■ Description of the task: From the entries that follow, report every line in which "shortcut" occurs.

■ Data excerpts:
::::
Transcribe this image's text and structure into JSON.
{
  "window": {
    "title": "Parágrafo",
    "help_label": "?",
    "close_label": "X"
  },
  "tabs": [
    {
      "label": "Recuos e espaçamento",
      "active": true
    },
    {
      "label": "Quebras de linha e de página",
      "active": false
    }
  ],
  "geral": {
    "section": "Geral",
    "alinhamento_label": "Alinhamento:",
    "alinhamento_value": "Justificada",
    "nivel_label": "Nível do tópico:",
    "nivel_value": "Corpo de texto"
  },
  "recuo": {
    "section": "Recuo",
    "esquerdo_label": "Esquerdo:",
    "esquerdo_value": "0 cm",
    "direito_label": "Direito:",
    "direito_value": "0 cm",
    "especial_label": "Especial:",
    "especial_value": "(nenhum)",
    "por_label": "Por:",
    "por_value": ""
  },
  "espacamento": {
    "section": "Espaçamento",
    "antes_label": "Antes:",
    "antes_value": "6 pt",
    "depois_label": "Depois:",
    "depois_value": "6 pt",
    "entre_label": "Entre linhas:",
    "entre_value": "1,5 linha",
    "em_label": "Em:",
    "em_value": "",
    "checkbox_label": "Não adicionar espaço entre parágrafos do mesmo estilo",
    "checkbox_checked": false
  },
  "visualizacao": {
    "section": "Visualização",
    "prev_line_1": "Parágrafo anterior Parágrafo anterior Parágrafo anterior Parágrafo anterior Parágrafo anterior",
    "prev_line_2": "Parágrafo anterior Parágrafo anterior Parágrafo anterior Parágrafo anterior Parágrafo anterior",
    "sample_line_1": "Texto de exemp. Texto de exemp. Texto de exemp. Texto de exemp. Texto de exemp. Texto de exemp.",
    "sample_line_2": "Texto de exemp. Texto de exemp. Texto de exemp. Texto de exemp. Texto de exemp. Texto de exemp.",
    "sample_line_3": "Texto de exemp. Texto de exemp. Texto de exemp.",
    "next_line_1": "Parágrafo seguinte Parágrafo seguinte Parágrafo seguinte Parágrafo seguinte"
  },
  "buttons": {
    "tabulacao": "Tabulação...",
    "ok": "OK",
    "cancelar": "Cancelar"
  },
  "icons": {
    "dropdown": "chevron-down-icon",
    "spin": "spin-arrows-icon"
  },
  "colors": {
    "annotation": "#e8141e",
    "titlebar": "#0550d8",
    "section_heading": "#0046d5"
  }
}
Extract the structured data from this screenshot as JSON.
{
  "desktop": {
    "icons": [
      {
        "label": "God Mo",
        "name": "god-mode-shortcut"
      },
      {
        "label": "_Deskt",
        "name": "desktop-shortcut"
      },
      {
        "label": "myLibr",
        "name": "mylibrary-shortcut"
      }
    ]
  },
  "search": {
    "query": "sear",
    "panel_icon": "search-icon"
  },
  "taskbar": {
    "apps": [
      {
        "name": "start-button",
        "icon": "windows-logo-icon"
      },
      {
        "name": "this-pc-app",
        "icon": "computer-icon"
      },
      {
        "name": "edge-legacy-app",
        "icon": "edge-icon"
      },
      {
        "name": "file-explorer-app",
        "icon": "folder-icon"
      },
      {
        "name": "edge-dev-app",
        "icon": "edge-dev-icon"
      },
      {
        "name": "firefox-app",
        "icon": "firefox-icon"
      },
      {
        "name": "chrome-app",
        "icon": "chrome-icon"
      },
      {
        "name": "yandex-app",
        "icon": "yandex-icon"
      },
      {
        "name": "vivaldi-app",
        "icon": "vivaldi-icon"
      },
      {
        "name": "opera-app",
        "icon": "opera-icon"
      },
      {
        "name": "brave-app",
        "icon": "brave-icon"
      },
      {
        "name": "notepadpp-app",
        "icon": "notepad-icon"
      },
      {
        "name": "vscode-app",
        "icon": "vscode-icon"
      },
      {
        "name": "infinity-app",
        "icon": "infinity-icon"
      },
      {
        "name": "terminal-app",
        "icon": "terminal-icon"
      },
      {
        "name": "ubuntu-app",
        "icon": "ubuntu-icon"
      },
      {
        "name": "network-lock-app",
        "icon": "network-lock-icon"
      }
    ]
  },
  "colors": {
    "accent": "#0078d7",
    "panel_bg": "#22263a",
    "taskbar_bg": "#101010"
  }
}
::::
■ Reply to the exercise:
        "name": "god-mode-shortcut"
        "name": "desktop-shortcut"
        "name": "mylibrary-shortcut"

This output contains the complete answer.